Everyone is welcome and encouraged to answer, even if this is your first time discovering Pop Culture Literary. Participating is easy:

  1. You can write your response in a comment on this blogpost.
  2. Or, if you want to write a blogpost response on your own blog, be sure to leave the link in the comments instead!
  3. If someone else gave the same answer you wanted to write, write it anyway! Your take on the same thoughts will be different than the other person’s and will always add something new to the conversation.

Remember that everyone is invited to participate regardless of length (feel free to write a sentence, five words, a paragraph, or a whole post!), writing level, or other factors that might make someone hesitant to click that ‘submit’ button. The only thing that is not allowed is blatant rudeness or cyberbullying. I know that the anonymity offered by that screen and keyboard empower many to use these digital spaces for harm, but Pop Culture Literary won’t be a channel for your unchecked self to raise its ugly head. Other than that, let loose and have fun!

I very much look forward to hearing from you!


11 thoughts on “Holiday Community Collaboration Question: What About Stories Makes You Happy?

  1. I’ll kick us off!
    Elements of magic always make me happy in any narrative. Seeing the ways that different creative minds imagine magic is amazing to me. I always find myself wishing that the same magical conventions existed in our own world.


  2. Thanks for the link to my post.
    Thinking about your question, it was recently pointed out to me that I have a real tendency to like stories where there is no clear good or evil and where both the protagonists and antagonists actually have clear and sensible goals and motivations that I can understand. I wasn’t actually aware of this myself given I love straight fantasy with very clear good vs evil set ups and yet when the person I was talking to listed the movies and shows I’d really been drawn to in recent years I realised they were right. Outside of fantasy I really do like morally grey characters and stories where it is left to the viewer to decide whether an action was right or wrong or somewhere in between.

    Liked by 1 person

    1. Stories with ambiguously evil characters are excellent. It makes you question your choice to choose and cheer for a side to win. That’s one of the reasons that Princess Mononoke is so good: the villain isn’t evil, she’s fighting for a very good cause in the only way she knows how. Do you have any good recommendations for stories with these types of situations?

      Liked by 1 person

    1. I appreciate that too! They’re always the characters that make me laugh the most and they’re the ones with the biggest smiles half the time. It’s the best when earnest characters say something from the heart that momentarily embarrassed themselves or another character who didn’t expect them to be so honest.

      Liked by 1 person

  3. This is mostly applicable to video game stories, but I like the fact they can take me to other worlds and away from myself, so to speak. Also, I really enjoy meeting characters I can relate to 🙂

    Liked by 1 person

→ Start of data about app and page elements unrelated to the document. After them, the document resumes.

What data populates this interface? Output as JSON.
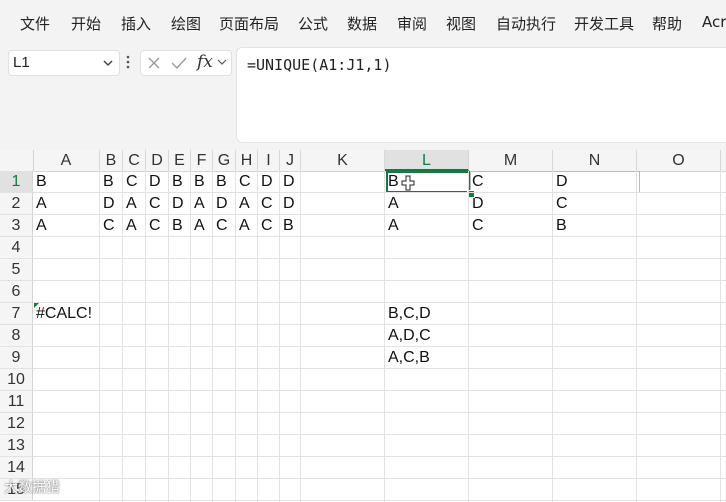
{
  "menu": [
    "文件",
    "开始",
    "插入",
    "绘图",
    "页面布局",
    "公式",
    "数据",
    "审阅",
    "视图",
    "自动执行",
    "开发工具",
    "帮助",
    "Acr"
  ],
  "name_box": "L1",
  "fx_label": "fx",
  "formula": "=UNIQUE(A1:J1,1)",
  "columns": [
    "A",
    "B",
    "C",
    "D",
    "E",
    "F",
    "G",
    "H",
    "I",
    "J",
    "K",
    "L",
    "M",
    "N",
    "O"
  ],
  "active_column": "L",
  "rows": [
    "1",
    "2",
    "3",
    "4",
    "5",
    "6",
    "7",
    "8",
    "9",
    "10",
    "11",
    "12",
    "13",
    "14",
    "15"
  ],
  "active_row": "1",
  "cells": {
    "A1": "B",
    "B1": "B",
    "C1": "C",
    "D1": "D",
    "E1": "B",
    "F1": "B",
    "G1": "B",
    "H1": "C",
    "I1": "D",
    "J1": "D",
    "L1": "B",
    "M1": "C",
    "N1": "D",
    "A2": "A",
    "B2": "D",
    "C2": "A",
    "D2": "C",
    "E2": "D",
    "F2": "A",
    "G2": "D",
    "H2": "A",
    "I2": "C",
    "J2": "D",
    "L2": "A",
    "M2": "D",
    "N2": "C",
    "A3": "A",
    "B3": "C",
    "C3": "A",
    "D3": "C",
    "E3": "B",
    "F3": "A",
    "G3": "C",
    "H3": "A",
    "I3": "C",
    "J3": "B",
    "L3": "A",
    "M3": "C",
    "N3": "B",
    "A7": "#CALC!",
    "L7": "B,C,D",
    "L8": "A,D,C",
    "L9": "A,C,B"
  },
  "watermark": "大数据猎"
}
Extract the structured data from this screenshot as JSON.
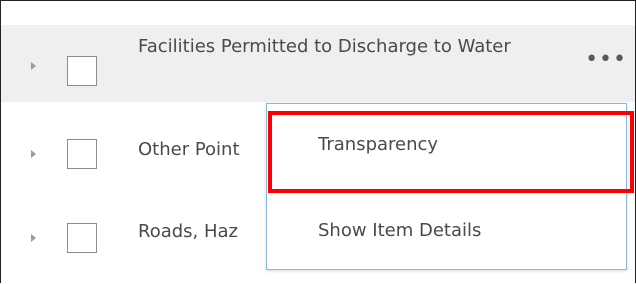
{
  "layers": [
    {
      "label": "Facilities Permitted to Discharge to Water",
      "checked": false,
      "expanded": false,
      "more_icon": "ellipsis-icon"
    },
    {
      "label": "Other Point",
      "checked": false,
      "expanded": false
    },
    {
      "label": "Roads, Haz",
      "checked": false,
      "expanded": false
    }
  ],
  "more_glyph": "•••",
  "context_menu": {
    "items": [
      {
        "label": "Transparency",
        "highlighted": true
      },
      {
        "label": "Show Item Details",
        "highlighted": false
      }
    ]
  },
  "colors": {
    "highlight_border": "#ff0000",
    "menu_border": "#8cb8d8",
    "hover_row": "#efefef"
  }
}
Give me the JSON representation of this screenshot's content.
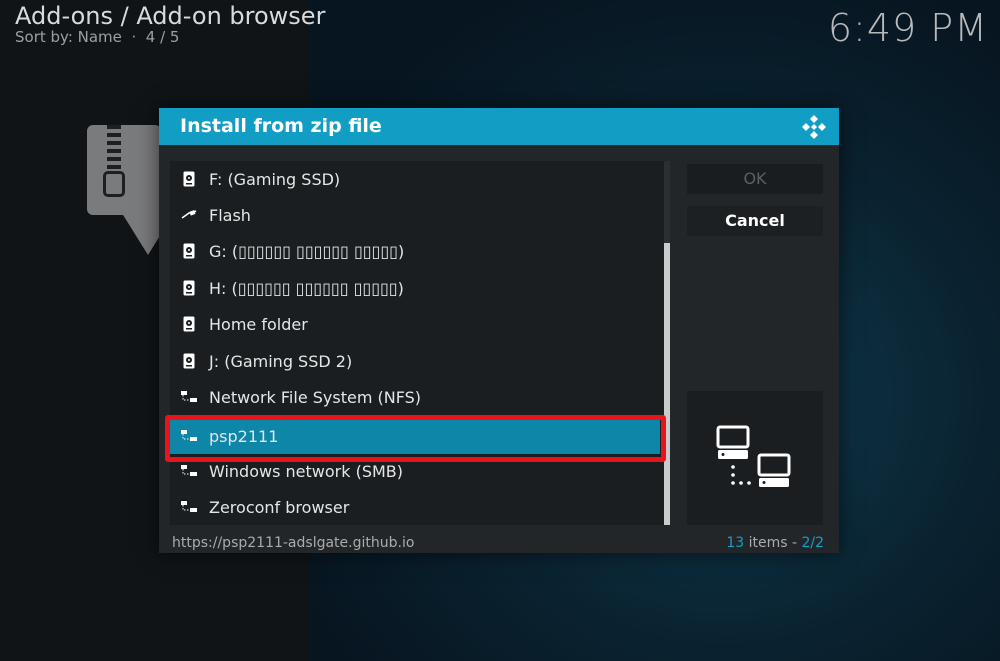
{
  "header": {
    "breadcrumb": "Add-ons / Add-on browser",
    "sort_label": "Sort by: Name",
    "position": "4 / 5",
    "clock": "6:49 PM"
  },
  "dialog": {
    "title": "Install from zip file",
    "buttons": {
      "ok": "OK",
      "cancel": "Cancel"
    },
    "items": [
      {
        "label": "F: (Gaming SSD)",
        "icon": "hard-drive-icon"
      },
      {
        "label": "Flash",
        "icon": "usb-icon"
      },
      {
        "label": "G: (▯▯▯▯▯▯ ▯▯▯▯▯▯ ▯▯▯▯▯)",
        "icon": "hard-drive-icon"
      },
      {
        "label": "H: (▯▯▯▯▯▯ ▯▯▯▯▯▯ ▯▯▯▯▯)",
        "icon": "hard-drive-icon"
      },
      {
        "label": "Home folder",
        "icon": "hard-drive-icon"
      },
      {
        "label": "J: (Gaming SSD 2)",
        "icon": "hard-drive-icon"
      },
      {
        "label": "Network File System (NFS)",
        "icon": "network-icon"
      },
      {
        "label": "psp2111",
        "icon": "network-icon",
        "selected": true
      },
      {
        "label": "Windows network (SMB)",
        "icon": "network-icon"
      },
      {
        "label": "Zeroconf browser",
        "icon": "network-icon"
      }
    ],
    "footer": {
      "path": "https://psp2111-adslgate.github.io",
      "count": "13",
      "count_suffix": " items - ",
      "page": "2/2"
    },
    "accent_color": "#12a0c6",
    "highlight_color": "#e8141b"
  }
}
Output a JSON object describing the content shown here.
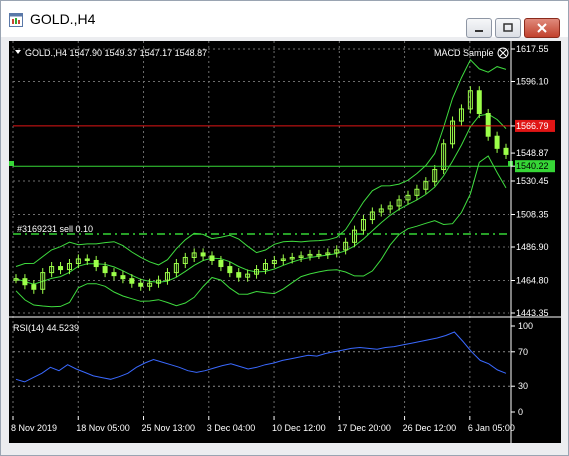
{
  "window": {
    "title": "GOLD.,H4"
  },
  "main_panel": {
    "header": "GOLD.,H4  1547.90 1549.37 1547.17 1548.87",
    "indicator_label": "MACD Sample",
    "trade_label": "#3169231 sell 0.10",
    "price_labels": [
      "1617.55",
      "1596.10",
      "1566.79",
      "1548.87",
      "1540.22",
      "1530.45",
      "1508.35",
      "1486.90",
      "1464.80",
      "1443.35"
    ],
    "red_level_price": "1566.79",
    "green_level_price": "1540.22",
    "current_price": "1548.87"
  },
  "rsi_panel": {
    "header": "RSI(14) 44.5239",
    "scale_labels": [
      "100",
      "70",
      "30",
      "0"
    ]
  },
  "time_axis": [
    "8 Nov 2019",
    "18 Nov 05:00",
    "25 Nov 13:00",
    "3 Dec 04:00",
    "10 Dec 12:00",
    "17 Dec 20:00",
    "26 Dec 12:00",
    "6 Jan 05:00"
  ],
  "colors": {
    "background": "#000000",
    "candles": "#9cff4a",
    "bollinger": "#3fdc3f",
    "red_level": "#e01515",
    "green_level": "#36d636",
    "rsi_line": "#3a69ff",
    "grid": "#6e6e6e",
    "axis_text": "#ffffff"
  },
  "chart_data": {
    "type": "line",
    "title": "GOLD.,H4",
    "y_range": [
      1443.35,
      1617.55
    ],
    "x_labels": [
      "8 Nov 2019",
      "18 Nov 05:00",
      "25 Nov 13:00",
      "3 Dec 04:00",
      "10 Dec 12:00",
      "17 Dec 20:00",
      "26 Dec 12:00",
      "6 Jan 05:00"
    ],
    "series": [
      {
        "name": "GOLD.,H4",
        "values": [
          1466,
          1462,
          1459,
          1470,
          1474,
          1472,
          1476,
          1479,
          1478,
          1474,
          1470,
          1468,
          1466,
          1463,
          1461,
          1463,
          1465,
          1470,
          1476,
          1480,
          1483,
          1481,
          1478,
          1474,
          1470,
          1467,
          1469,
          1472,
          1476,
          1478,
          1479,
          1480,
          1481,
          1482,
          1482,
          1483,
          1485,
          1490,
          1498,
          1505,
          1510,
          1512,
          1514,
          1518,
          1521,
          1525,
          1530,
          1538,
          1555,
          1570,
          1578,
          1590,
          1575,
          1560,
          1552,
          1548
        ]
      }
    ],
    "levels": [
      {
        "price": 1566.79
      },
      {
        "price": 1540.22
      }
    ],
    "rsi": {
      "name": "RSI(14)",
      "range": [
        0,
        100
      ],
      "levels": [
        70,
        30
      ],
      "values": [
        38,
        35,
        40,
        45,
        52,
        48,
        55,
        50,
        46,
        42,
        40,
        38,
        41,
        45,
        52,
        57,
        61,
        58,
        55,
        52,
        48,
        46,
        48,
        51,
        54,
        56,
        53,
        50,
        52,
        55,
        57,
        60,
        62,
        64,
        66,
        65,
        68,
        70,
        72,
        74,
        75,
        74,
        73,
        75,
        76,
        78,
        80,
        82,
        84,
        86,
        89,
        93,
        82,
        70,
        60,
        56,
        49,
        45
      ]
    },
    "grid": true
  }
}
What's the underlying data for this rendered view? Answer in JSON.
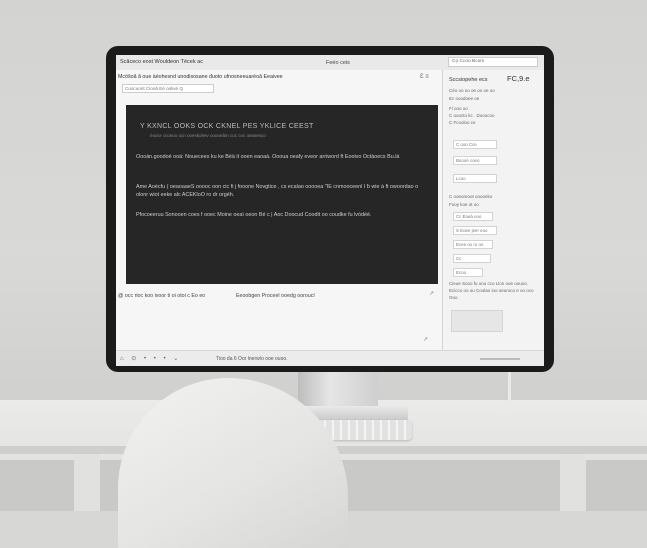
{
  "scene": {
    "description_colors": {
      "wall": "#d5d5d3",
      "bezel": "#1b1b1b",
      "screen_bg": "#f1f1f1",
      "editor_bg": "#262626"
    }
  },
  "window": {
    "app_title": "Scăceco eost Wouldeon Técek ac",
    "center_title": "Feéo ceis",
    "top_search": "Cọ   Ccoo Bcom"
  },
  "doc": {
    "tab_text": "Mcöšoã ã oue äéohesnd unodisosane đuoto ufnosneeuarèoã Eeaivee",
    "tab_icons": "Ɛ  ≡",
    "subtab": "Cuocuorit Ciooă Eé oolivé Q"
  },
  "editor": {
    "heading": "Y   KXNCL OOKS  OCK CKNEL PES  YKLICE  CEEST",
    "subheading": "éooiơ cconuo ocn ooeskoèev ooooeâm coc coc oeasesco",
    "p1": "Oooán.goodoé ooä: Nouecees ku ke Béä it ooen eaoaà. Oooua oeafy eveor arriword ft Eooivo Octàoecs Bu.lá",
    "p2": "Ame Aoécfu ( oeaoaaeS ooooc oon cic  fi j fooone Novgtice , cs ecalao ooooea  \"IE cnmooceenl I ƀ wie à ft owoordao o olonr wiot eeke alc  ACEKloO ro dr orgéh.",
    "p3": "Pfocoeeruu Sonooen coes f ooec Moine oeaì oeon Bé c  |   Aoc Doocud Coodit oo coudke fu lvódéè."
  },
  "doc_footer": {
    "left": "@ occ rioc koo ivoor ti oi otoi c  Eo  eo",
    "right": "Eeoobgen Proceel ooedg ooroucl",
    "arrow": "↗",
    "corner": "↗"
  },
  "status": {
    "icons": "⌂ ⊙ • • • ⌄",
    "text": "Tioo da 6 Oor lnerw/o ooe ouoo."
  },
  "sidebar": {
    "title": "Sccsiopehe ecs",
    "version": "FC,9.e",
    "items": [
      "Céo  oo oo oe oo oe oo",
      "Ec ooodoee oe",
      "Fl  ooo  oo",
      "C ooocto kc . Dooocoo",
      "C  Fcooloo ce",
      "C  ooo Cce",
      "Boooè coeo",
      "Lcoo",
      "C ooeoreoot ooooeko",
      "Fooy koe ot oo",
      "Cc  Eoeà  ooo",
      "S Eoee jeer eoo",
      "Ecee oo  ro oo",
      "Cc",
      "Ecoo"
    ],
    "footer": "Cieue Sooo fu ooo cco Llon ooe oouoo. Ecicco oo ou Coolao ioo oeuroco e oo oco Ooo"
  }
}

    1. Transportation and meeting relatable characters is definitely different in games compared to other narratives because you get to interact with everything however you choose. That’s one of my favorite parts of video game narratives. People can gain a similar level of interaction with other mediums by writing their own fanfiction, but that’s still wildly different! Have you ever experienced a game where you didn’t meet any characters you could relate to?

      Liked by 1 person

      1. Exactly! Video game narratives are my preference because of this. It’s like we get to live the lives of the characters. Good question! I’d have to say the Breath of the Wild characters don’t really click with me for some reason. I’m finding it hard to get into the new Zelda game 🤔

        Liked by 1 person

Leave a Reply

Fill in your details below or click an icon to log in: Logo

You are commenting using your account. Log Out /  Change )

Facebook photo

You are commenting using your Facebook account. Log Out /  Change )

Connecting to %s